By JESSE LEAVENWORTH, email@example.com
The Hartford Courant
5:22 PM EDT, August 3, 2011
One year ago, Enfield police Officer William Vieweg was standing beside a golf cart outside Hartford Distributors Inc. looking at what he thought was a dead man in the driver's seat.
Vieweg had been working a regional truck enforcement detail nearby and was one of the first officers on the scene. Told just after arriving at HDI that there was a gunman on the loose, the 26-year veteran was preparing to enter the building with other officers when he heard a moan from the man slumped over the golf cart's steering wheel. Shot three times, HDI employee Jerome Rosenstein was still alive.
Vieweg grabbed Rosenstein, pulled him to the ground and dragged him by his belt across the parking lot to safety.
On Wednesday, Rosenstein addressed a silent crowd at the dedication of a memorial honoring the eight men who were killed on Aug. 3, 2010, by HDI truck driver Omar Thornton.
PHOTOS: Hartford Distributors Memorial
"We took a sucker punch to our very soul and it knocked us to our knees," he said.
HDI workers "may have been bent, but we were never broken," Rosenstein said. "We took back our company."
He and other speakers addressed family, friends, co-workers and emergency responders to mark the dedication of a memorial garden with eight stainless steel pillars. Connected by steel ribbons that curve over the tops, the pillars were inscribed with quotes, poems or biographical sketches of the HDI workers who were gunned down by Thornton, who killed himself as police closed in.
Manchester Mayor Lou Spadaccini contrasted the peaceful ceremony Wednesday with the scene he witnessed that summer morning last year. Arriving shortly after the shooting ended, Spadaccini said that he had to "take my eyes away for a moment from the terrible suffering all around me" and stare into the green woods on the beer distributor's grounds, the same stand of woods that now surrounds the sun-speckled memorial garden.
"It is our hope," Spadaccini told the crowd, "that you will find some measure of peace in these surroundings."
The speakers at the dedication, including Gov. Dannel P. Malloy and U.S. Sen. Richard Blumenthal, did not mention Thornton's name. They spoke instead of the eight victims — Edwin Kennison, Louis Felder, William Ackerman, Bryan Cirigliano, Francis Fazio Sr., Douglas Scruton, Victor James and Craig Pepin.

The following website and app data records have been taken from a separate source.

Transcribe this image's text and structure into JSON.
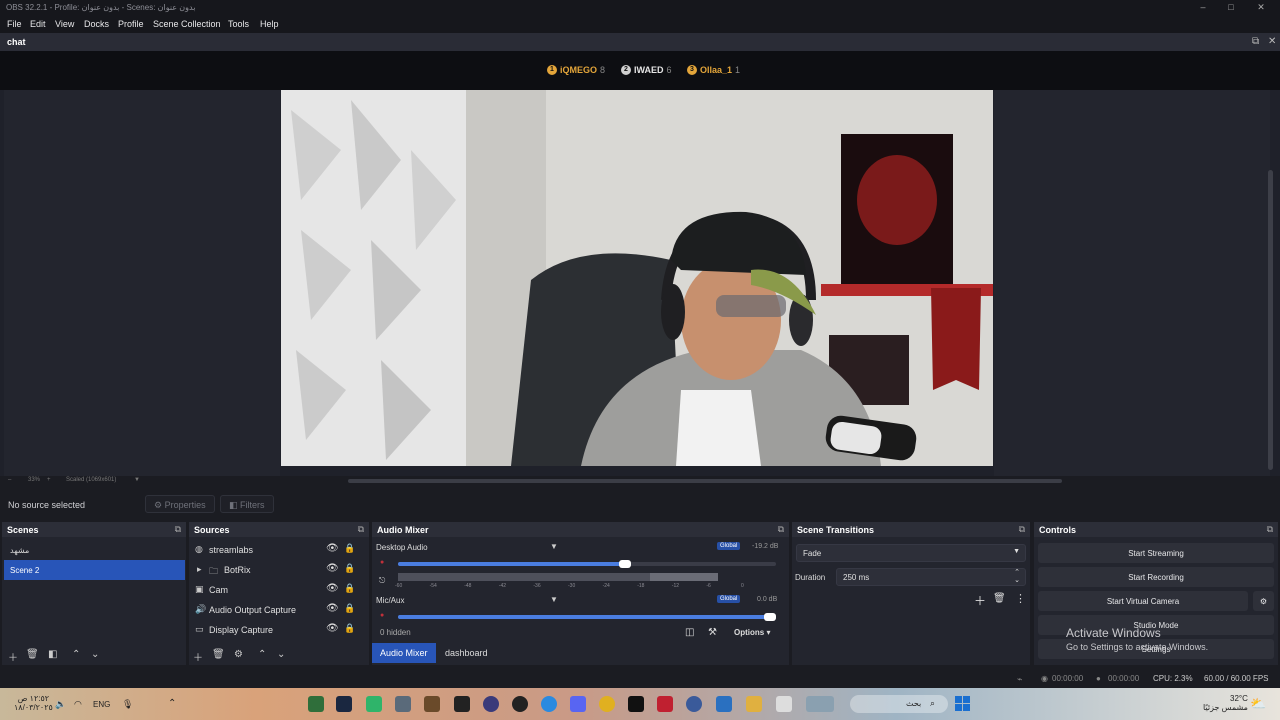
{
  "window": {
    "title": "OBS 32.2.1 - Profile: بدون عنوان - Scenes: بدون عنوان"
  },
  "menu": [
    "File",
    "Edit",
    "View",
    "Docks",
    "Profile",
    "Scene Collection",
    "Tools",
    "Help"
  ],
  "chat_dock": {
    "title": "chat",
    "chatters": [
      {
        "name": "iQMEGO",
        "count": "8",
        "color": "#e3a53a"
      },
      {
        "name": "IWAED",
        "count": "6",
        "color": "#d0d0d0"
      },
      {
        "name": "Ollaa_1",
        "count": "1",
        "color": "#e3a53a"
      }
    ]
  },
  "preview": {
    "zoom_left": "33%",
    "zoom_mid": "Scaled (1069x601)"
  },
  "source_bar": {
    "no_source": "No source selected",
    "properties": "Properties",
    "filters": "Filters"
  },
  "scenes": {
    "title": "Scenes",
    "items": [
      {
        "label": "مشهد",
        "selected": false
      },
      {
        "label": "Scene 2",
        "selected": true
      }
    ]
  },
  "sources": {
    "title": "Sources",
    "items": [
      {
        "label": "streamlabs",
        "icon": "globe-icon"
      },
      {
        "label": "BotRix",
        "icon": "folder-icon"
      },
      {
        "label": "Cam",
        "icon": "camera-icon"
      },
      {
        "label": "Audio Output Capture",
        "icon": "speaker-icon"
      },
      {
        "label": "Display Capture",
        "icon": "monitor-icon"
      }
    ]
  },
  "audio_mixer": {
    "title": "Audio Mixer",
    "channels": [
      {
        "name": "Desktop Audio",
        "tag": "Global",
        "db": "-19.2 dB",
        "level": 0.6
      },
      {
        "name": "Mic/Aux",
        "tag": "Global",
        "db": "0.0 dB",
        "level": 1.0
      }
    ],
    "ticks": [
      "-60",
      "-54",
      "-48",
      "-42",
      "-36",
      "-30",
      "-24",
      "-18",
      "-12",
      "-6",
      "0"
    ],
    "hidden": "0 hidden",
    "options": "Options",
    "tabs": [
      "Audio Mixer",
      "dashboard"
    ]
  },
  "transitions": {
    "title": "Scene Transitions",
    "selected": "Fade",
    "duration_label": "Duration",
    "duration_value": "250 ms"
  },
  "controls": {
    "title": "Controls",
    "buttons": [
      "Start Streaming",
      "Start Recording",
      "Start Virtual Camera",
      "Studio Mode",
      "Settings"
    ]
  },
  "activate": {
    "line1": "Activate Windows",
    "line2": "Go to Settings to activate Windows."
  },
  "status": {
    "stream_time": "00:00:00",
    "rec_time": "00:00:00",
    "cpu": "CPU: 2.3%",
    "fps": "60.00 / 60.00 FPS"
  },
  "taskbar": {
    "lang": "ENG",
    "search": "بحث",
    "weather_temp": "32°C",
    "weather_desc": "مشمس جزئيًا",
    "clock_time": "١٢:٥٢ ص",
    "clock_date": "١٨/٠٣/٢٠٢٥"
  }
}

Malloy said the memorial was about the men's lives, not their deaths. He thanked all those involved in funding and building the memorial.
Over several months, the Rotary Club of Manchester gathered money and promises of material and labor. The final price tag for the memorial garden was $57,118, organizer Dave Skoczulek said Wednesday. Any money raised beyond that amount will be donated to the victims' familes, Skoczulek said. The project came in significantly under the $70,000 estimate, he said, in part because more material and labor was donated than organizers originally had figured.

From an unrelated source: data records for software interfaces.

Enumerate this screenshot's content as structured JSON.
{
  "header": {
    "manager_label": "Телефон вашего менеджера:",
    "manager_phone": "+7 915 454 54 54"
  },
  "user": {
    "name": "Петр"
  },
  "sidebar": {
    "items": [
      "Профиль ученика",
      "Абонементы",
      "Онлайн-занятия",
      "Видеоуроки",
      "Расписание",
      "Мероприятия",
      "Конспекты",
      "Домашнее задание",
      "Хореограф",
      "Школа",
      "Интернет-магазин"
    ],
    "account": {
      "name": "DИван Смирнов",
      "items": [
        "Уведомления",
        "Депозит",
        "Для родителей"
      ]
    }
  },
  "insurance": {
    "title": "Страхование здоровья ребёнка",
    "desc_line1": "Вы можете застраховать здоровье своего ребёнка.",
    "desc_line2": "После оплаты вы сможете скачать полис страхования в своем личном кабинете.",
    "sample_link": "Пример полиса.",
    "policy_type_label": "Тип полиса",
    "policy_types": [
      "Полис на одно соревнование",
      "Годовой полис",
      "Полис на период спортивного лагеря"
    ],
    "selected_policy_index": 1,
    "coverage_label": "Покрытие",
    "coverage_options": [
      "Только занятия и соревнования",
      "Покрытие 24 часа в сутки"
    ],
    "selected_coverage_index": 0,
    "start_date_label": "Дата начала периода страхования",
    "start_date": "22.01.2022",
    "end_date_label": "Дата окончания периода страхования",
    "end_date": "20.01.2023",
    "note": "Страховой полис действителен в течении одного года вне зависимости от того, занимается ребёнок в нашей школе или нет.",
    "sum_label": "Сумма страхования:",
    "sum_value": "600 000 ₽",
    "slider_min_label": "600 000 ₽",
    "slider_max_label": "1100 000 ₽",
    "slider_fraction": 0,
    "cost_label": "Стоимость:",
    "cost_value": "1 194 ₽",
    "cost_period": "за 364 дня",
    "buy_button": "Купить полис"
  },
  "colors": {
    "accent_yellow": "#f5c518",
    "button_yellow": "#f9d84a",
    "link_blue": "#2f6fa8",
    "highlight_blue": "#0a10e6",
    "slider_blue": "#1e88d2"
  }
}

The memorial garden also includes granite benches, a crushed stone path and a landscape of perennials and shrubs. At the entrance is a black tablet that says, in part, "If tears could build a stairway/And memories were a lane/We would walk all the way to heaven/To bring you back again."
Jerome Rosenstein's son, Michael Rosenstein, said before the ceremony that his father continues to recover. Asked what he thought of the memorial, Michael Rosenstein said, "I think it's beautiful and it's a great tribute to dedicate and remember all of the fallen employees of this terrible tragedy."
HDI President and CEO Ross Hollander told the crowd that the memorial is a serene setting that is "always here when we need a moment of peace."
Near the end of the ceremony, family members released eight white doves, which circled in the sky for about a minute in a tight group before flying off together. White doves were significant to Bryan Cirigliano's family and to HDI union representative Christopher Roos. Both related stories about white doves visiting their families for eight straight days after the shootings, and both felt that the doves represented the souls of the slain workers.
The ceremony closed with a lone bagpiper playing "Amazing Grace."
These are some of the inscriptions on the pillars, which also include sealed time capsules to hold family mementos:
Edwin Kennison: "Daddy, I'll always be your little girl, my love for you will never part. For you reside with Jesus now and forever in my heart. Love always, Ashley."
William Ackerman: "Sweet William. The special guy — special blue eyes — our hearts will always ache."
Douglas Scruton: "He was a hard worker, loving husband, brother, uncle, a loyal friend, and sports fan and loved nature and traveling. You could always count on Doug to be there when you needed him."
Victor James: "G" "He had such a zest for life and that made you want to be around him. The memory of his love will always surround us."
Louis Felder: "A mind of wisdom … A spirit of a fighter ... A heart of compassion … From strength came sweetness."
Bryan Cirigliano: "The love of a family is life's greatest blessing."
Fran J. Fazio Sr. "I'd like the memory of me to be a happy one. I'd like to leave an afterglow of smiles when life is done."
Craig Pepin: "Pep was one of a kind. He was an amazing and loving dad, and an incredible and thoughtful Husband."